Regular price: $24.49

Free with 30-day trial
Membership details Membership details
  • A 30-day trial plus your first audiobook, free
  • 1 credit/month after trial – good for any book, any price
  • Easy exchanges – swap any book you don’t love
  • Keep your audiobooks, even if you cancel
  • After your trial, Audible is just $14.95/month
Select or Add a new payment method

Buy Now with 1 Credit

By confirming your purchase, you agree to Audible's Conditions of Use and Amazon's Privacy Notice. Taxes where applicable.

Buy Now for $24.49

Pay using card ending in
By confirming your purchase, you agree to Audible's Conditions of Use and Amazon's Privacy Notice. Taxes where applicable.

Publisher's Summary

When Communist Party leaders adopted the one-child policy in 1980, they hoped curbing birthrates would help lift China's poorest and increase the country's global stature. But at what cost? Now, as China closes the book on the policy after more than three decades, it faces a population grown too old and too male, with a vastly diminished supply of young workers.
Mei Fong has spent years documenting the policy's repercussions on every sector of Chinese society. In One Child, she explores its true human impact, traveling across China to meet the people who live with its consequences. Their stories reveal a dystopian reality: unauthorized second children ignored by the state, only children supporting aging parents and grandparents on their own, villages teeming with ineligible bachelors, and an ungoverned adoption market stretching across the globe. Fong tackles questions that have major implications for China's future: whether its "Little Emperor" cohort will make for an entitled or risk-averse generation; how China will manage to support itself when one in every four people is over 65 years old; and, above all, how much the one-child policy may end up hindering China's growth.
©2016 Mei Fong (P)2016 Tantor
Show More Show Less

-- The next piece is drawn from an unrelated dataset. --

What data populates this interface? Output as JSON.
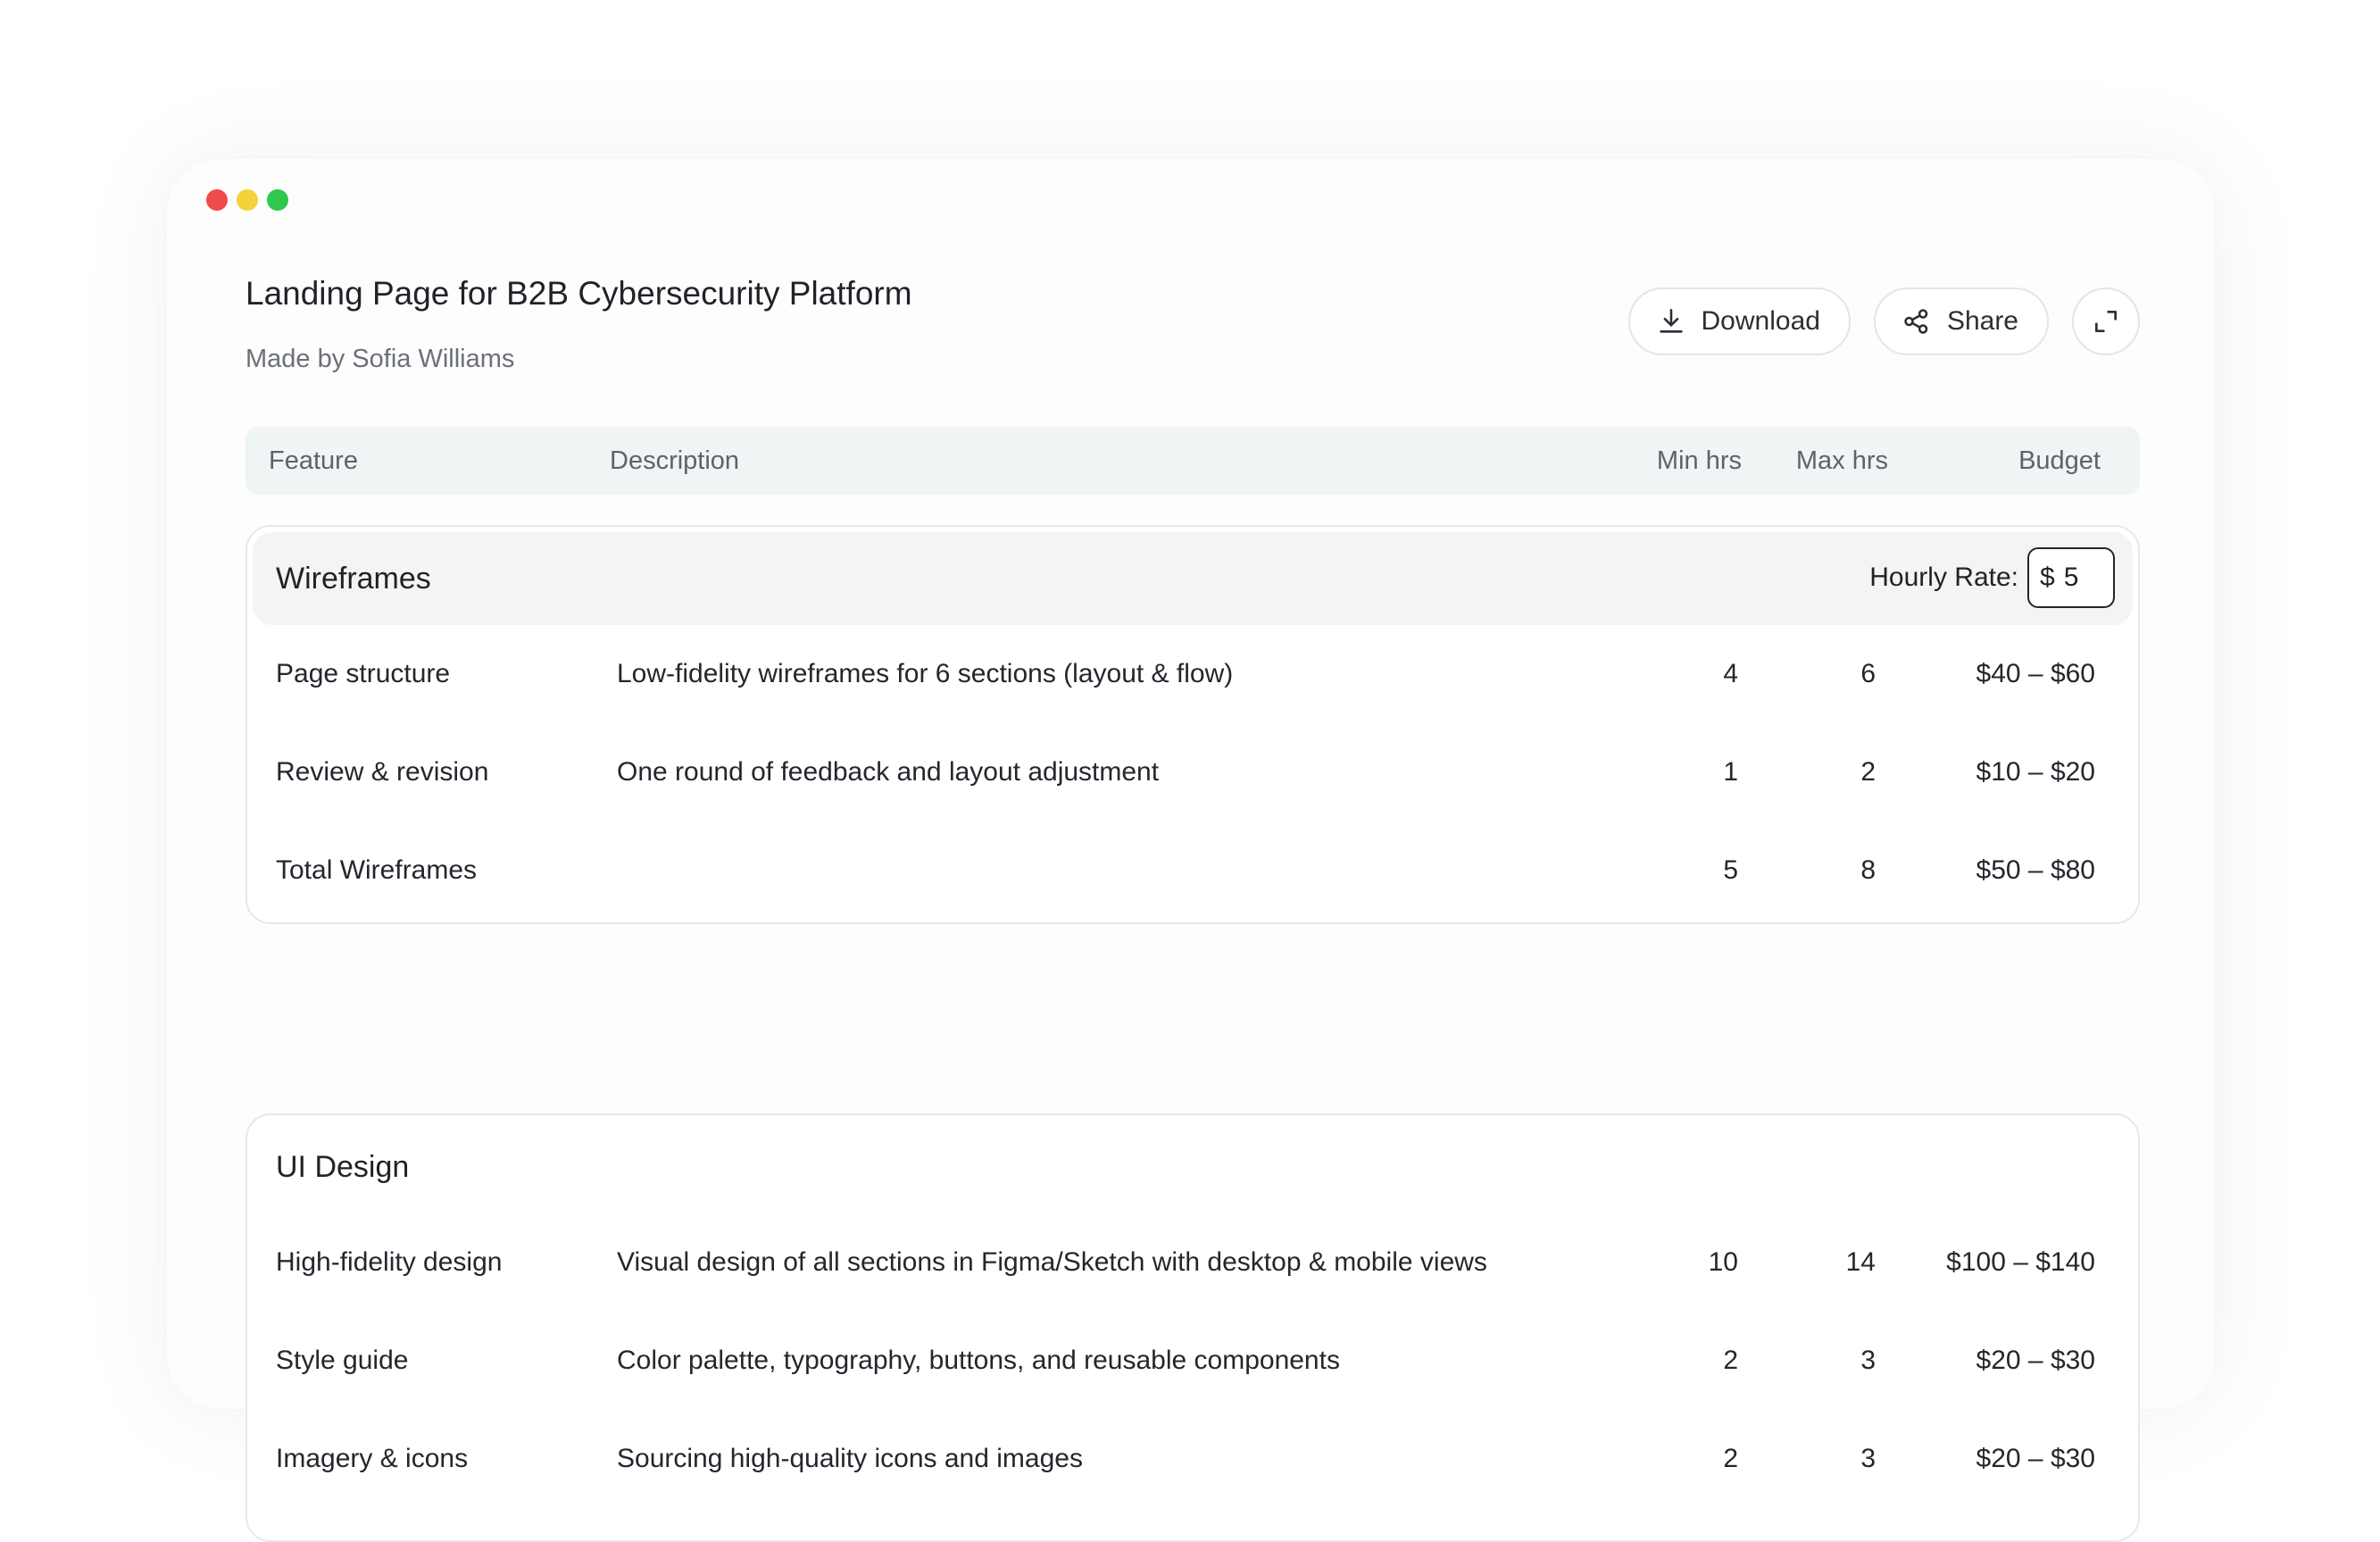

Critic Reviews

"Finished just before the announcement of the policy's demise, One Child is a touching and captivating anthropological investigation of one of the most invasive laws ever devised." (Kirkus)
Show More Show Less

Customer Reviews

Most Helpful

By Christine Walker on 03-09-16

Truth is stranger than fiction, and often sadder

Thoroughly researched and woven with a personal narrative that effectively humanized government policy, I would recommend the book highly, despite the reader who missed the horror and the humor of the writing, pronouncing "underpant's (referring to the ctv bldg) erection" in the the same detached tone as "infanticide". I heard the author interviewed once and would have much preferred her rich voice and obvious intellectual and emotional investment to this cool reading.

Read More Hide me

1 of 1 people found this review helpful


By Jonathan and Jennifer Harper on 02-11-16

Bleak

I appreciate the raw viewpoint of this author. However, she makes China out to be a sad place. I taught English in China. While there indeed is great oppression from the government of China, I can tell you that I saw glimmers of hope among my students and their families. China is not done. There is hope.

Read More Hide me

1 of 1 people found this review helpful

See all Reviews

Customer Reviews

Most Helpful

By Mrs. on 02-22-16

Insightful research of China's One Child Policy

Where does One Child rank among all the audiobooks you’ve listened to so far?

Unexpected. Interesting research based writing, investigating the sources and impact of what was an inhumane policy - more in terms of its execution (literally) than its ideals. Very different listen so not possible to rank it.

What was one of the most memorable moments of One Child?

Some of the descriptions of people's experiences (men as well as women) are harrowing but overall one has a good sense of a carefully investigated history into the power of the Chinese state over the fertility of its people (women), and its continuing impact today. Not comfortable and very hard to imagine what it must have been like to be a woman subjected to the strictures of this regime. Raises interesting questions about whether this policy to reduce population has actually had the desired outcome, and how a reduced population looks after an ageing one. The spectre of 'designer' babies becomes a reality to the burgeoning wealthy classes of China, while the poor remain disadvantaged.

Did the narration match the pace of the story?

Yes, it was factual and not really a story in the usual sense. Fairly detached reading but not a problem as the facts and accounts were startling and needed no embellishment.

Was this a book you wanted to listen to all in one sitting?

It is not a long book so it was easy to do so and was surprisingly compelling.

Any additional comments?

I don't think this was what I expected but I found it very interesting and am glad I listened to it. It most certainly gives much to think about.

Read More Hide me
See all Reviews

Customer Reviews

Most Helpful

By Vivien on 03-08-16

One Child by Mei Fong

This is an excellent explanation of this extraordinary experiment in population control. Mei Fong is able to develop scenarios from so many points of view that show how many and varied the negative ramifications of this policy have been. Many of these examples had never occurred to me before. It is a very thought provoking book.

Read More Hide me

2 of 2 people found this review helpful


By Anonymous User on 10-26-17

interesting

very interesting .an eye opener. I listened to it a few times. the author did so much research.

Read More Hide me
See all Reviews